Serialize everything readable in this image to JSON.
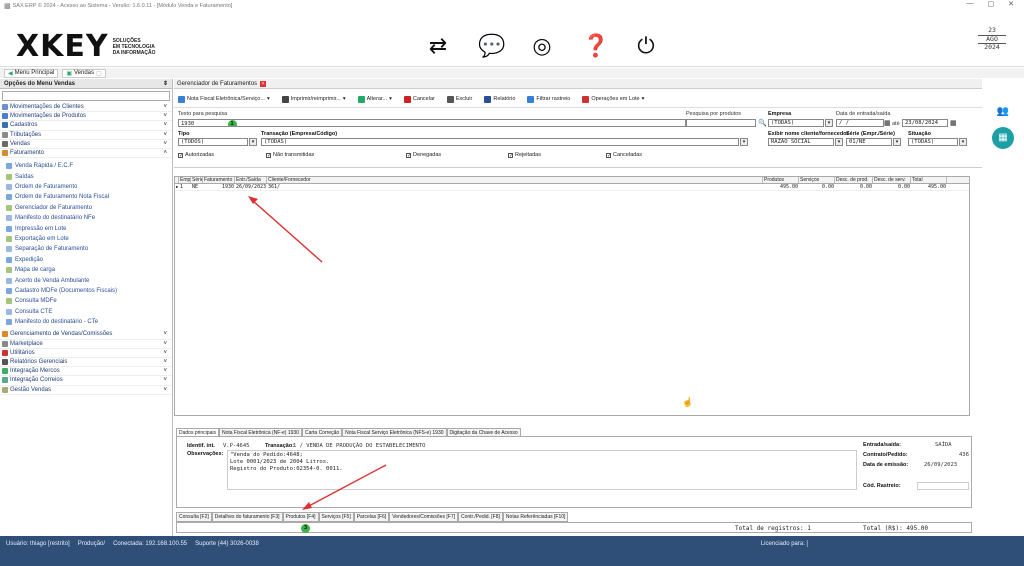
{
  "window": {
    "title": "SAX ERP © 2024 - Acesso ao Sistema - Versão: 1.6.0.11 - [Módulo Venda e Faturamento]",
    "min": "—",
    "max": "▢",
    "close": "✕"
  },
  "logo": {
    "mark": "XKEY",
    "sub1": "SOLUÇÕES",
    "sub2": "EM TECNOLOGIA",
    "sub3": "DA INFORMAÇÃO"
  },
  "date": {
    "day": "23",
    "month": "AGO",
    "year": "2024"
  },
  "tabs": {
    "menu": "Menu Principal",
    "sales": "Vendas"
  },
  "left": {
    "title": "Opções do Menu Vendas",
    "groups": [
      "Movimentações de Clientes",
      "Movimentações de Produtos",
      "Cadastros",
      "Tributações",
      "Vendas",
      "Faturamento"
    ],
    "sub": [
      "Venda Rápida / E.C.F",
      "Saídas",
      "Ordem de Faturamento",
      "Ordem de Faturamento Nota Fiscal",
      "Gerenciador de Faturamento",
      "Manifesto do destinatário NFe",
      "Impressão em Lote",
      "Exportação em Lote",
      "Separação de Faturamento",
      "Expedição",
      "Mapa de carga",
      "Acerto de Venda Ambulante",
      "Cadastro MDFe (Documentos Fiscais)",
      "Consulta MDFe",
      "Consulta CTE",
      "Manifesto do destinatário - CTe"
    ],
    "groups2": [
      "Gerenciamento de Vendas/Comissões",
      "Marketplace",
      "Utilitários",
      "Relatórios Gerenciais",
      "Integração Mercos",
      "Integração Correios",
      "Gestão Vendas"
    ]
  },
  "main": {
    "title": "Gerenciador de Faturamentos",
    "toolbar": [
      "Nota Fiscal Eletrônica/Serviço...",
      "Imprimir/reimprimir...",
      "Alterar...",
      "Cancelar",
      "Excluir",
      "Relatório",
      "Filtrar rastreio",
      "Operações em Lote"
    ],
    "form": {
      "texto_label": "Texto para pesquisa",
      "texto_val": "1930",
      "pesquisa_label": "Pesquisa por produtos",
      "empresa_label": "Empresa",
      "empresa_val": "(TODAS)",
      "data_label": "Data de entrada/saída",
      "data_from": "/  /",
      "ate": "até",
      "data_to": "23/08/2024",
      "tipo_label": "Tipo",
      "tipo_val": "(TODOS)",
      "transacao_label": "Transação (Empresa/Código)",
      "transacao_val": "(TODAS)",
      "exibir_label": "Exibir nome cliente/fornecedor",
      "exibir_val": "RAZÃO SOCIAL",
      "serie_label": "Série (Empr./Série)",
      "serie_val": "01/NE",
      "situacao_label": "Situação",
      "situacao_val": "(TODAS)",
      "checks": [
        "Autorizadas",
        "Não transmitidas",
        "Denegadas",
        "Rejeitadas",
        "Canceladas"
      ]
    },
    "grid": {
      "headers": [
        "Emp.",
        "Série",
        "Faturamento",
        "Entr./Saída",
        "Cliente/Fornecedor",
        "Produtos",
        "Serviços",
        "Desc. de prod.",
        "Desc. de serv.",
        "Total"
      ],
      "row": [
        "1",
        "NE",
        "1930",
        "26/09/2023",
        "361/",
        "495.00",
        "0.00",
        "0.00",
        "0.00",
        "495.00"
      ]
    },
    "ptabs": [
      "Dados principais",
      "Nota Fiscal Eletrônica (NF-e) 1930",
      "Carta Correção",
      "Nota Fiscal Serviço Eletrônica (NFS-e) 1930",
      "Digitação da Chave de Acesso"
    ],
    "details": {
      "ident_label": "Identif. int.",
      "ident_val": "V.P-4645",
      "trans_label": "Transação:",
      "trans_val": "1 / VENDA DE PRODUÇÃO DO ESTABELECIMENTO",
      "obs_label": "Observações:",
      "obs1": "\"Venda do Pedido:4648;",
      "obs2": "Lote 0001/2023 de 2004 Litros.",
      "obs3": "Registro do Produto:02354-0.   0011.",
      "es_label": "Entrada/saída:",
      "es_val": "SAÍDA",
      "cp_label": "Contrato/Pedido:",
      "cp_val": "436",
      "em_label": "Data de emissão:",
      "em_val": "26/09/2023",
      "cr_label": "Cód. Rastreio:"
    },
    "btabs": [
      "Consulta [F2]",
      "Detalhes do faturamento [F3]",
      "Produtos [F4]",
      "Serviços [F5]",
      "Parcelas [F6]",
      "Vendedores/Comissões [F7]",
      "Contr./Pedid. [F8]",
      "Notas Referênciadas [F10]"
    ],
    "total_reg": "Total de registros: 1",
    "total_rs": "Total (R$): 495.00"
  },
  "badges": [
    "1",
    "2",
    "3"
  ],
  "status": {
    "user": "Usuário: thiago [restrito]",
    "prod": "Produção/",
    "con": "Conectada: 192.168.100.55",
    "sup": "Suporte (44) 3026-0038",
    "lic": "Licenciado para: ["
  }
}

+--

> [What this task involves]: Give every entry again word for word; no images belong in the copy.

> [Written response]:
Serialize everything readable in this image to JSON.
{
  "window": {
    "title": "SAX ERP © 2024 - Acesso ao Sistema - Versão: 1.6.0.11 - [Módulo Venda e Faturamento]",
    "min": "—",
    "max": "▢",
    "close": "✕"
  },
  "logo": {
    "mark": "XKEY",
    "sub1": "SOLUÇÕES",
    "sub2": "EM TECNOLOGIA",
    "sub3": "DA INFORMAÇÃO"
  },
  "date": {
    "day": "23",
    "month": "AGO",
    "year": "2024"
  },
  "tabs": {
    "menu": "Menu Principal",
    "sales": "Vendas"
  },
  "left": {
    "title": "Opções do Menu Vendas",
    "groups": [
      "Movimentações de Clientes",
      "Movimentações de Produtos",
      "Cadastros",
      "Tributações",
      "Vendas",
      "Faturamento"
    ],
    "sub": [
      "Venda Rápida / E.C.F",
      "Saídas",
      "Ordem de Faturamento",
      "Ordem de Faturamento Nota Fiscal",
      "Gerenciador de Faturamento",
      "Manifesto do destinatário NFe",
      "Impressão em Lote",
      "Exportação em Lote",
      "Separação de Faturamento",
      "Expedição",
      "Mapa de carga",
      "Acerto de Venda Ambulante",
      "Cadastro MDFe (Documentos Fiscais)",
      "Consulta MDFe",
      "Consulta CTE",
      "Manifesto do destinatário - CTe"
    ],
    "groups2": [
      "Gerenciamento de Vendas/Comissões",
      "Marketplace",
      "Utilitários",
      "Relatórios Gerenciais",
      "Integração Mercos",
      "Integração Correios",
      "Gestão Vendas"
    ]
  },
  "main": {
    "title": "Gerenciador de Faturamentos",
    "toolbar": [
      "Nota Fiscal Eletrônica/Serviço...",
      "Imprimir/reimprimir...",
      "Alterar...",
      "Cancelar",
      "Excluir",
      "Relatório",
      "Filtrar rastreio",
      "Operações em Lote"
    ],
    "form": {
      "texto_label": "Texto para pesquisa",
      "texto_val": "1930",
      "pesquisa_label": "Pesquisa por produtos",
      "empresa_label": "Empresa",
      "empresa_val": "(TODAS)",
      "data_label": "Data de entrada/saída",
      "data_from": "/  /",
      "ate": "até",
      "data_to": "23/08/2024",
      "tipo_label": "Tipo",
      "tipo_val": "(TODOS)",
      "transacao_label": "Transação (Empresa/Código)",
      "transacao_val": "(TODAS)",
      "exibir_label": "Exibir nome cliente/fornecedor",
      "exibir_val": "RAZÃO SOCIAL",
      "serie_label": "Série (Empr./Série)",
      "serie_val": "01/NE",
      "situacao_label": "Situação",
      "situacao_val": "(TODAS)",
      "checks": [
        "Autorizadas",
        "Não transmitidas",
        "Denegadas",
        "Rejeitadas",
        "Canceladas"
      ]
    },
    "grid": {
      "headers": [
        "Emp.",
        "Série",
        "Faturamento",
        "Entr./Saída",
        "Cliente/Fornecedor",
        "Produtos",
        "Serviços",
        "Desc. de prod.",
        "Desc. de serv.",
        "Total"
      ],
      "row": [
        "1",
        "NE",
        "1930",
        "26/09/2023",
        "361/",
        "495.00",
        "0.00",
        "0.00",
        "0.00",
        "495.00"
      ]
    },
    "ptabs": [
      "Dados principais",
      "Nota Fiscal Eletrônica (NF-e) 1930",
      "Carta Correção",
      "Nota Fiscal Serviço Eletrônica (NFS-e) 1930",
      "Digitação da Chave de Acesso"
    ],
    "details": {
      "ident_label": "Identif. int.",
      "ident_val": "V.P-4645",
      "trans_label": "Transação:",
      "trans_val": "1 / VENDA DE PRODUÇÃO DO ESTABELECIMENTO",
      "obs_label": "Observações:",
      "obs1": "\"Venda do Pedido:4648;",
      "obs2": "Lote 0001/2023 de 2004 Litros.",
      "obs3": "Registro do Produto:02354-0.   0011.",
      "es_label": "Entrada/saída:",
      "es_val": "SAÍDA",
      "cp_label": "Contrato/Pedido:",
      "cp_val": "436",
      "em_label": "Data de emissão:",
      "em_val": "26/09/2023",
      "cr_label": "Cód. Rastreio:"
    },
    "btabs": [
      "Consulta [F2]",
      "Detalhes do faturamento [F3]",
      "Produtos [F4]",
      "Serviços [F5]",
      "Parcelas [F6]",
      "Vendedores/Comissões [F7]",
      "Contr./Pedid. [F8]",
      "Notas Referênciadas [F10]"
    ],
    "total_reg": "Total de registros: 1",
    "total_rs": "Total (R$): 495.00"
  },
  "badges": [
    "1",
    "2",
    "3"
  ],
  "status": {
    "user": "Usuário: thiago [restrito]",
    "prod": "Produção/",
    "con": "Conectada: 192.168.100.55",
    "sup": "Suporte (44) 3026-0038",
    "lic": "Licenciado para: ["
  }
}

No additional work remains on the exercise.